◆ **WHAT TO PRODUCE**
What lines below include the word "date"? Copy each one.

(Dataset rows describing interfaces)
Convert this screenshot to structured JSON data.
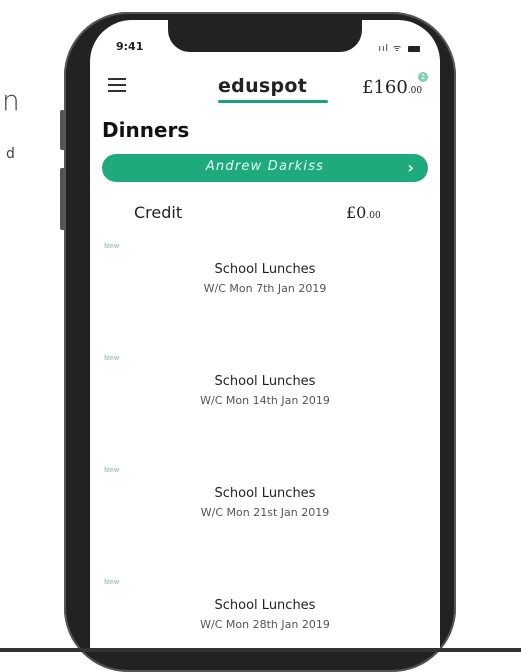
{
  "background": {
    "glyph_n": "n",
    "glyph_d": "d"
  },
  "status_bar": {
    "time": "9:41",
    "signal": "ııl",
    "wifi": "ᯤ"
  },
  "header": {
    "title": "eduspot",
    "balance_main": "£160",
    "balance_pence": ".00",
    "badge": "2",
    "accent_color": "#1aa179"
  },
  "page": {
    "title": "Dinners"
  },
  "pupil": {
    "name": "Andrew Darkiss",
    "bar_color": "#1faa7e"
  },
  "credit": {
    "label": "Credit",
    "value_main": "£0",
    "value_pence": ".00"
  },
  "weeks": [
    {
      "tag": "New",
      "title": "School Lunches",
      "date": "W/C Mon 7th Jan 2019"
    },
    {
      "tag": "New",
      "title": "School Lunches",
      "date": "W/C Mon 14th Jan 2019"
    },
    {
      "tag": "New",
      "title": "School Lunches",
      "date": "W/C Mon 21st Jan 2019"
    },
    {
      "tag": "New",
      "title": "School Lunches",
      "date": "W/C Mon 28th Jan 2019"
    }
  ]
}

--

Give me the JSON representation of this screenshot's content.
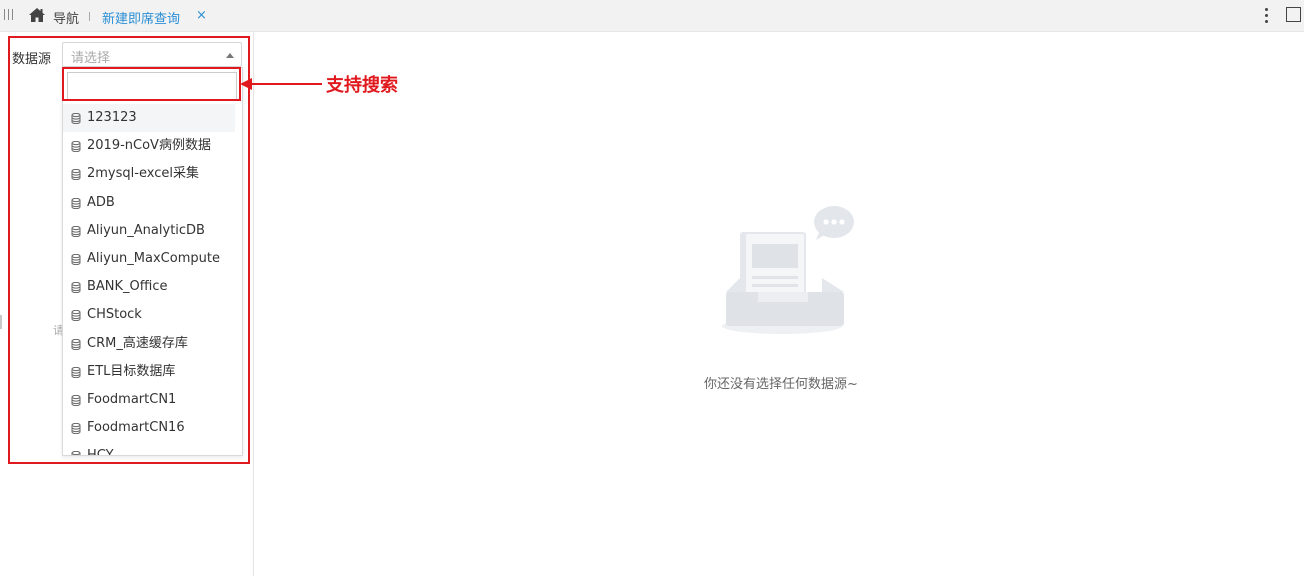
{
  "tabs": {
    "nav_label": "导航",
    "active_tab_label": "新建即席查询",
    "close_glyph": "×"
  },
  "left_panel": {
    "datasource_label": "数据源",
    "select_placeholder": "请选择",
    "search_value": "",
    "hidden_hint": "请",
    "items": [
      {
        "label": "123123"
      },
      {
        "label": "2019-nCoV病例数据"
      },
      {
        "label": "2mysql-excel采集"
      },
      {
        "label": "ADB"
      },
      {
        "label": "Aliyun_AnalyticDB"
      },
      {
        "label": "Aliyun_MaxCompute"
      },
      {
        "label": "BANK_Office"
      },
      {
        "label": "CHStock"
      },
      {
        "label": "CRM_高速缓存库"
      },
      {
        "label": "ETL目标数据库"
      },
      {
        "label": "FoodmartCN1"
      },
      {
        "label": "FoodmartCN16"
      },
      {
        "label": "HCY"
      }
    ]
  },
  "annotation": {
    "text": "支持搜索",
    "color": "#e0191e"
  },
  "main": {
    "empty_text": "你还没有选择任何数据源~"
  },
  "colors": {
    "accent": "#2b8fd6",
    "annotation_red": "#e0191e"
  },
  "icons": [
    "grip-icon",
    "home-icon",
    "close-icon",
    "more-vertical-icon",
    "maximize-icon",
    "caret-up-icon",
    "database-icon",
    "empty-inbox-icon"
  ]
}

◆ **EXPECTED ANSWER**
      "date": "W/C Mon 7th Jan 2019"
      "date": "W/C Mon 14th Jan 2019"
      "date": "W/C Mon 21st Jan 2019"
      "date": "W/C Mon 28th Jan 2019"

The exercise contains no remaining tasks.